The sacrifice had to be made for the forgiveness of sin; Christ’s death on the cross was necessary to build that bridge of Grace. But the worldly mechanism by which the Messiah was captured and then crucified came from all too human conditions: a bit of greed and a whole lot of political corruption. And as the Good Book says in Ecclesiastes 1:9, “The thing that hath been, it is that which shall be; and that which is done is that which shall be done: and there is no new thing under the sun.” The same fear of accountability and the potential loss of authority by those currently in power can still be seen today.
Despite all their scriptures – what we commonly call the Old Testament today – pointing forward to him, the Jewish religious leaders rejected Jesus. Though they were his own people and grew up reading about the Messiah to come, they simply couldn’t see him as anything but a threat to the status quo with which they had become comfortable. They refused to see that his authority outweighed theirs. “Then came the officers to the chief priests and Pharisees; and they said unto them, Why have ye not brought him? The officers answer, Never man spake like this man. Then answered them the Pharisees, Are ye also deceived? Have any of the rulers or of the Pharisees believed on him? But this people who knoweth not the law are cursed. (John 7:45-49)” In Matthew 12:23 and 24, while the people reacted to seeing Jesus casting out demons by acknowledging him as the Son of David, the Pharisees replied: “This fellow doth not cast out devils, but by Beelzebub the prince of the devils.”

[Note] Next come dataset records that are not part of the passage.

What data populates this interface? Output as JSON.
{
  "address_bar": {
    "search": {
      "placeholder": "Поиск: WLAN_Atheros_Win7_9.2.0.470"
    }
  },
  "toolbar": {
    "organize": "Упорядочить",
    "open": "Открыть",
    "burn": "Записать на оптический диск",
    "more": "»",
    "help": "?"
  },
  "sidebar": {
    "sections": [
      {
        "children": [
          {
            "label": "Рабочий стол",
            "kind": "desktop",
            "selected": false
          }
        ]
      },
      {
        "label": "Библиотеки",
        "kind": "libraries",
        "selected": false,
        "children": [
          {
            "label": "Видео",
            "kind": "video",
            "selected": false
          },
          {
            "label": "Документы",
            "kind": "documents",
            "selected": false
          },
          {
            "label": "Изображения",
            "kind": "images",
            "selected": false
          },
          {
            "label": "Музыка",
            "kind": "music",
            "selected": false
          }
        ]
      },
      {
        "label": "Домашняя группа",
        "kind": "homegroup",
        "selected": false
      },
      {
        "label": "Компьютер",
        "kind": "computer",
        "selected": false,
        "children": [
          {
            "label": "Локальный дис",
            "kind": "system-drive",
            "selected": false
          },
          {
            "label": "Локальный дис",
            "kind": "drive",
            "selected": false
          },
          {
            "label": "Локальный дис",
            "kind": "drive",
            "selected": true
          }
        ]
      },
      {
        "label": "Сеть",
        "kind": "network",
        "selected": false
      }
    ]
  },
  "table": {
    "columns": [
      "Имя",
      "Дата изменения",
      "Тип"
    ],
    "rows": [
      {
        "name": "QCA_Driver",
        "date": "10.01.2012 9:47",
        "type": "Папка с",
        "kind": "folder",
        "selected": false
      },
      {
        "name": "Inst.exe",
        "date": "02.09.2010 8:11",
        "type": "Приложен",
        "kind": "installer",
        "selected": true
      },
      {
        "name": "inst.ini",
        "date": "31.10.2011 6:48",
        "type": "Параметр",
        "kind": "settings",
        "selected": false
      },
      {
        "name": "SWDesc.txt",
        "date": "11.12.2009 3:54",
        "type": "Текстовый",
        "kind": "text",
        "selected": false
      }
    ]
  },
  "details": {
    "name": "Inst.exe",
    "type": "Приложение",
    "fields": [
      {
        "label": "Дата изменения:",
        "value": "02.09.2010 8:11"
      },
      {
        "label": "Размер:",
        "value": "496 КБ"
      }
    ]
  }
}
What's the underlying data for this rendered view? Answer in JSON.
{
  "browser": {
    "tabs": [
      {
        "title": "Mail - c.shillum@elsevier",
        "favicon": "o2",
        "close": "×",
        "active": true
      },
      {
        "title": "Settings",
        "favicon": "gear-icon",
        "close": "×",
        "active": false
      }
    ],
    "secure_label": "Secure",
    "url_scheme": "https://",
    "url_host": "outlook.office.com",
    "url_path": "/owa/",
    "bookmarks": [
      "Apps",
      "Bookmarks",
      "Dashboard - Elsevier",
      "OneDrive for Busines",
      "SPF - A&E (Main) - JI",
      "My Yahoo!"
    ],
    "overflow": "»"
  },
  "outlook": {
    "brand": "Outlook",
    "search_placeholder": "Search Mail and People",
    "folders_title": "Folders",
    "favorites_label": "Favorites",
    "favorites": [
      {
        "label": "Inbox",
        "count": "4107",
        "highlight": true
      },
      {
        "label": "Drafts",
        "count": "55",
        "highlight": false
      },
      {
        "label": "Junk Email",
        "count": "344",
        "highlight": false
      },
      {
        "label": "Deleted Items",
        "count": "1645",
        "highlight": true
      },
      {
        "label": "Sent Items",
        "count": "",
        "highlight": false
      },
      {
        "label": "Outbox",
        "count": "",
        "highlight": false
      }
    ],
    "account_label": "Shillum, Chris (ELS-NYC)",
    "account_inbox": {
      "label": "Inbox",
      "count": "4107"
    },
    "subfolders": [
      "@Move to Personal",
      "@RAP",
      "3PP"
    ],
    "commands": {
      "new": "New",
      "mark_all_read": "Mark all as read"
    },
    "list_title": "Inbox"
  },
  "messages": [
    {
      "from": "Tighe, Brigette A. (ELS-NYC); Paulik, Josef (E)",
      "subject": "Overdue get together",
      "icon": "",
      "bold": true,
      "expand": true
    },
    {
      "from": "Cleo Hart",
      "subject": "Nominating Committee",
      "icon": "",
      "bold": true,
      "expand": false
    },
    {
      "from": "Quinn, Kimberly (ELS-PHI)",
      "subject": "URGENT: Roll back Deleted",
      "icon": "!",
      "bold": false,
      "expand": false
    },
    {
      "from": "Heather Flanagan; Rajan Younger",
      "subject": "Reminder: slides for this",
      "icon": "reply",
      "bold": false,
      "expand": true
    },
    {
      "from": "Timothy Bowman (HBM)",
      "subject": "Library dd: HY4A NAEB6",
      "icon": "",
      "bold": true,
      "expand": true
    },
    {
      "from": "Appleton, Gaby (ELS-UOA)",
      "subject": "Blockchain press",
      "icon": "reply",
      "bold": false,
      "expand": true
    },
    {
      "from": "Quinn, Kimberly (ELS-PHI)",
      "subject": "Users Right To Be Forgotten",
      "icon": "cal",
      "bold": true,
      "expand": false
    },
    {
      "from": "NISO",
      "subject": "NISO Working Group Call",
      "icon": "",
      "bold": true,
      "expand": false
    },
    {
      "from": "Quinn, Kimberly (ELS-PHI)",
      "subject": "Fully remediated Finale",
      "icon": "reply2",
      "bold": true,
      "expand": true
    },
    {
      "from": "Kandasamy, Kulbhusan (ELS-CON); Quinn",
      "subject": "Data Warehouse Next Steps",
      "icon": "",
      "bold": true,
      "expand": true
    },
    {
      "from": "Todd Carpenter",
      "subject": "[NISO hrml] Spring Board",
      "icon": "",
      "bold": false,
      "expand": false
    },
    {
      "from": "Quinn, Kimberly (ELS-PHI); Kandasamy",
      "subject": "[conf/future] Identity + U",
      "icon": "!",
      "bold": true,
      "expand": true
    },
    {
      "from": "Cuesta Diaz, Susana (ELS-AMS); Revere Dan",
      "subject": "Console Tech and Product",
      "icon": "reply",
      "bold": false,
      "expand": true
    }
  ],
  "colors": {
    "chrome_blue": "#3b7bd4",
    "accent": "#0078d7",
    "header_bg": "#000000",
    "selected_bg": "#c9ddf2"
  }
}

Jesus was a threat to the pride and arrogance of the religious elite as well as their corrupt profiteering. In Matthew 11:19, we see they called him “a man gluttonous, and a winebibber, a friend of publicans and sinners.” John 2: 13-17 recounts Jesus’ cleansing of the temple. Make no mistake – he didn’t just call them out for their corruption; he made a scourge of cords and drove them out of the temple, pouring out their money and overturning their tables. In the third chapter of Mark, the priests watched, hoping to catch Jesus healing a man with a withered hand on the sabbath, then accuse him of violating the law. They didn’t look to prevent it, mind you; they actually wanted a violation so they could have their “gotcha” moment. Knowing their hearts, Jesus asked them, “Is it lawful to do good on the sabbath days, or to do evil? To save life, or to kill it?” Of course, they couldn’t answer the open challenge to their hypocrisy – but after Jesus healed the man, they went straight away to plot his demise.
By Matthew 26:3, the chief priests, the scribes, and the elders of the people gathered before the high priest, Caiaphas, and actively plotted to kill Jesus. In verse 14, Judas Iscariot, one of the 12, went to the chief priests and, for 30 pieces of silver – the price of a slave established in Exodus 21:32 and demonstrated as a contemptuous amount in Zechariah chapter 11 – he betrayed his friend and teacher. In verses 47-57, we see a great multitude with swords came in the night for Jesus, taking him and leading him to Caiaphas and the scribes and elders. In a private hearing, they looked for folks to bear false witness against him but found none. Finally, asking outright if he were the Son of God, they declared him a blasphemer for not denying it and declared him “guilty of death.”
In the morning, they took Jesus to Pontius Pilate, the governor, who had the authority they lacked: the authority to crucify. Out of political fear of his own, Pilate acquiesced – yet still, he tried to give Jesus, who he didn’t really consider to be guilty of anything, an out. In Matthew 27:17-25, the governor offered to release Jesus as an act of mercy – as tradition dictated. But the religious leaders stirred up the masses, and they chose Barabbas, “a notable prisoner,” to go free instead. Again, Pilate acted out of fear of upsetting the status quo, washing his hands of the matter in hopes it would absolve him from having an innocent man killed.
It has been said that absolute corruption corrupts absolutely – though author Frank Herbert once corrected that to “absolute power does not corrupt absolutely, absolute power attracts the corruptible.” From the conspiracies being unraveled by special counsel John Durham’s investigation to the president who proudly flaunts his circumvention of Congress and the checks and balances that keep from him the title His Royal Majesty, the modern political landscape doesn’t look much better than what came before.
But as Jesus pointed out in Matthew 26:53 and 54, he could have stopped it if he wanted, but it had to happen: “Thinkest thou that I cannot now pray to my Father, and he shall presently give me more than twelve legions of angels? But how then shall the scriptures be fulfilled, that thus it must be?” The Lord went willingly to the cross not in spite of the corruption of man but because of it, bearing those sins and all others to the grave where they belong. And for those worried about the state of the nation or even the world today, take heart – just as he rose on the third day, so too will all who believe on him rise again when he returns. As the risen Christ explained to his followers in the second half of Matthew chapter 28, verse 20, “and, lo, I am with you always, even unto the end of the world. Amen.”